When we were reading Mrs. Dalloway, I felt a strong connection to Septimus as well as resentment towards his doctors. W.H.R. River’s article on mistreatments of patients with shell shock made me further understand the mindset of mental doctors during Woolf’s time period. If Dr. Bradshaw and Dr. Holmes had told Septimus to accept and confront his traumatic memories of the war, suicide may have been avoided.
I connected deeply with Septimus on a personal level because I have family members who struggle with chronic depression. I remember times when friends have joked about being “depressed” and I would react very defensively. Chronic depression interferes with day to day life, and sadly enough, there are still people who do not see depression as a serious illness. Some would still falsely argue that it’s because the person is “too emotional” or “weak.”
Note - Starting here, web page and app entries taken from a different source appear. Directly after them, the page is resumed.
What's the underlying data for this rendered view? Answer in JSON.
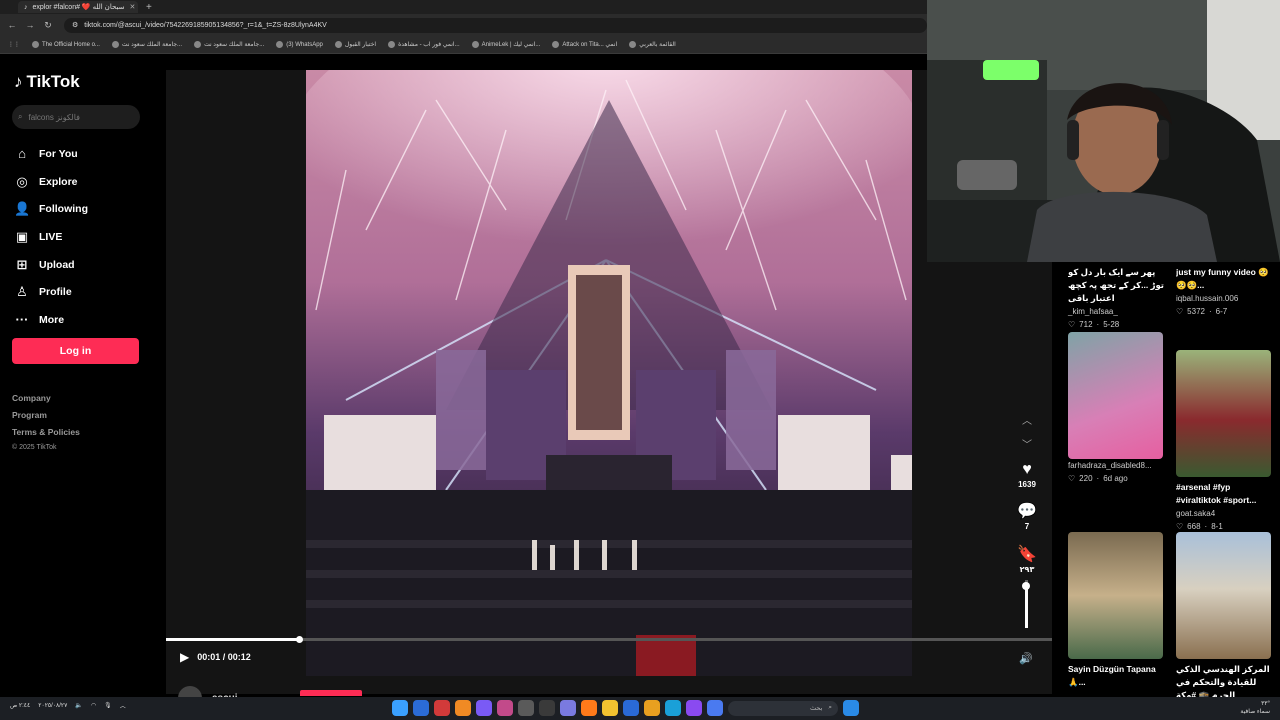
{
  "browser": {
    "tab_title": "explor #falcon# ❤️ سبحان الله",
    "url": "tiktok.com/@ascui_/video/7542269185905134856?_r=1&_t=ZS-8z8UlynA4KV",
    "bookmarks": [
      "The Official Home o...",
      "جامعة الملك سعود نت...",
      "جامعة الملك سعود نت...",
      "(3) WhatsApp",
      "اختبار القبول",
      "انمي فور اب - مشاهدة...",
      "AnimeLek | انمي ليك...",
      "Attack on Tita... انمي",
      "القائمة بالعربي"
    ]
  },
  "sidebar": {
    "logo": "TikTok",
    "search_placeholder": "falcons فالكونز",
    "nav": [
      {
        "label": "For You",
        "icon": "home-icon"
      },
      {
        "label": "Explore",
        "icon": "compass-icon"
      },
      {
        "label": "Following",
        "icon": "user-follow-icon"
      },
      {
        "label": "LIVE",
        "icon": "live-icon"
      },
      {
        "label": "Upload",
        "icon": "plus-square-icon"
      },
      {
        "label": "Profile",
        "icon": "person-icon"
      },
      {
        "label": "More",
        "icon": "ellipsis-icon"
      }
    ],
    "login_label": "Log in",
    "footer": {
      "company": "Company",
      "program": "Program",
      "terms": "Terms & Policies",
      "copyright": "© 2025 TikTok"
    }
  },
  "player": {
    "time": "00:01 / 00:12",
    "progress": 0.15,
    "volume": 0.88,
    "author": "ascui"
  },
  "actions": {
    "likes": "1639",
    "comments": "7",
    "saves": "٢٩٣"
  },
  "recommended": [
    {
      "title": "پھر سے ایک بار دل کو توڑ ...کر کے تجھ پہ کچھ اعتبار باقی",
      "user": "_kim_hafsaa_",
      "likes": "712",
      "date": "5-28"
    },
    {
      "title": "just my funny video 🥺🥺🥺...",
      "user": "iqbal.hussain.006",
      "likes": "5372",
      "date": "6-7"
    },
    {
      "title": "",
      "user": "farhadraza_disabled8...",
      "likes": "220",
      "date": "6d ago"
    },
    {
      "title": "#arsenal #fyp #viraltiktok #sport...",
      "user": "goat.saka4",
      "likes": "668",
      "date": "8-1"
    },
    {
      "title": "Sayin Düzgün Tapana 🙏...",
      "user": "",
      "likes": "",
      "date": ""
    },
    {
      "title": "المركز الهندسي الذكي للقيادة والتحكم في الحرم 🕋 #مكة",
      "user": "",
      "likes": "",
      "date": ""
    }
  ],
  "taskbar": {
    "search_label": "بحث",
    "time": "٣٣°",
    "date_label": "سماء صافية",
    "clock": "٢:٤٤ ص",
    "clock_date": "٢٠٢٥/٠٨/٢٧"
  },
  "colors": {
    "accent": "#fe2c55",
    "bg": "#000000",
    "panel": "#141414"
  }
}
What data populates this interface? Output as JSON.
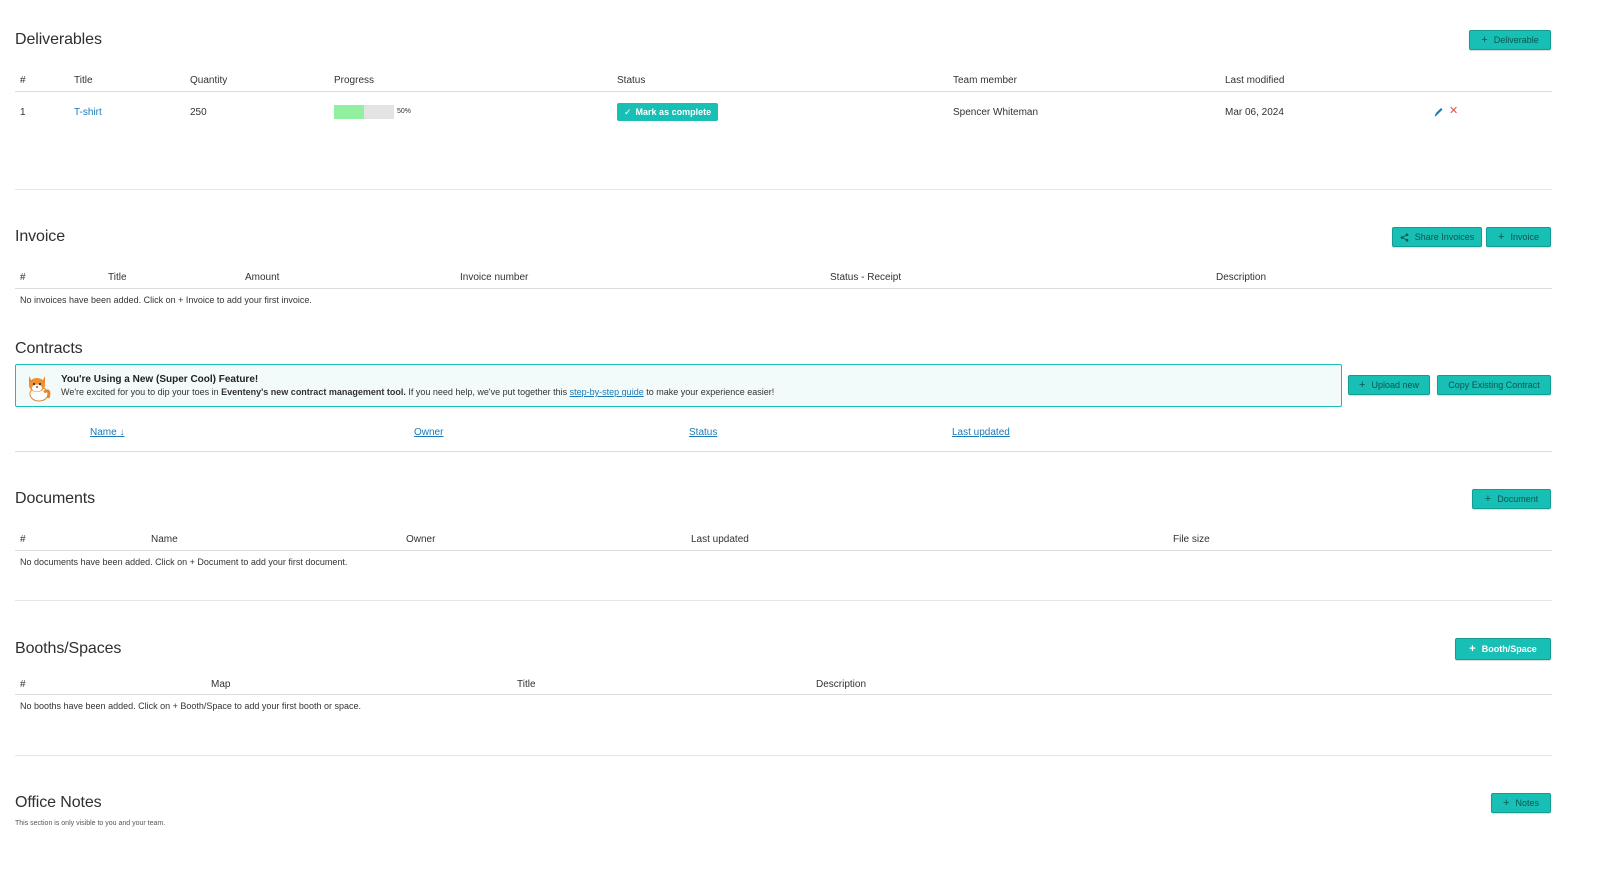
{
  "deliverables": {
    "title": "Deliverables",
    "add_button": "Deliverable",
    "columns": [
      "#",
      "Title",
      "Quantity",
      "Progress",
      "Status",
      "Team member",
      "Last modified"
    ],
    "rows": [
      {
        "num": "1",
        "title": "T-shirt",
        "quantity": "250",
        "progress": 0.5,
        "progress_label": "50%",
        "status_button": "Mark as complete",
        "team_member": "Spencer Whiteman",
        "last_modified": "Mar 06, 2024"
      }
    ]
  },
  "invoice": {
    "title": "Invoice",
    "share_button": "Share Invoices",
    "add_button": "Invoice",
    "columns": [
      "#",
      "Title",
      "Amount",
      "Invoice number",
      "Status - Receipt",
      "Description"
    ],
    "empty_text": "No invoices have been added. Click on + Invoice to add your first invoice."
  },
  "contracts": {
    "title": "Contracts",
    "banner": {
      "title": "You're Using a New (Super Cool) Feature!",
      "text_before": "We're excited for you to dip your toes in ",
      "text_bold": "Eventeny's new contract management tool.",
      "text_middle": " If you need help, we've put together this ",
      "link_text": "step-by-step guide",
      "text_after": " to make your experience easier!"
    },
    "upload_button": "Upload new",
    "copy_button": "Copy Existing Contract",
    "sort_columns": [
      "Name",
      "Owner",
      "Status",
      "Last updated"
    ],
    "sort_indicator": "↓"
  },
  "documents": {
    "title": "Documents",
    "add_button": "Document",
    "columns": [
      "#",
      "Name",
      "Owner",
      "Last updated",
      "File size"
    ],
    "empty_text": "No documents have been added. Click on + Document to add your first document."
  },
  "booths": {
    "title": "Booths/Spaces",
    "add_button": "Booth/Space",
    "columns": [
      "#",
      "Map",
      "Title",
      "Description"
    ],
    "empty_text": "No booths have been added. Click on + Booth/Space to add your first booth or space."
  },
  "office_notes": {
    "title": "Office Notes",
    "add_button": "Notes",
    "subtitle": "This section is only visible to you and your team."
  },
  "colors": {
    "accent": "#17bfb4",
    "link": "#1a7ab8",
    "progress_fill": "#90f0a0",
    "delete": "#e05050"
  }
}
It was upsetting to imagine Septimus dealing with traumatic war experiences on his own terms, without the understanding of his wife and doctors. He was simply blamed and labeled as selfish and unmanly. In my own personal experiences, even with the help of close friends and family members, it’s a constant struggle to move past the experiences that caused their current mental states. It was clear that talking and letting emotions help, and luckily my relatives had a good psychiatrist that did the right thing and simply listened. Though I was not diagnosed with depression, I also had to deal with living in an abusive household two years ago. I learned for myself that even without having a mental illness, ignoring feelings of pain or suffering only deepens the wound. When I first talked about my experiences with a friend, it actually lifted a lot of weight over my shoulders.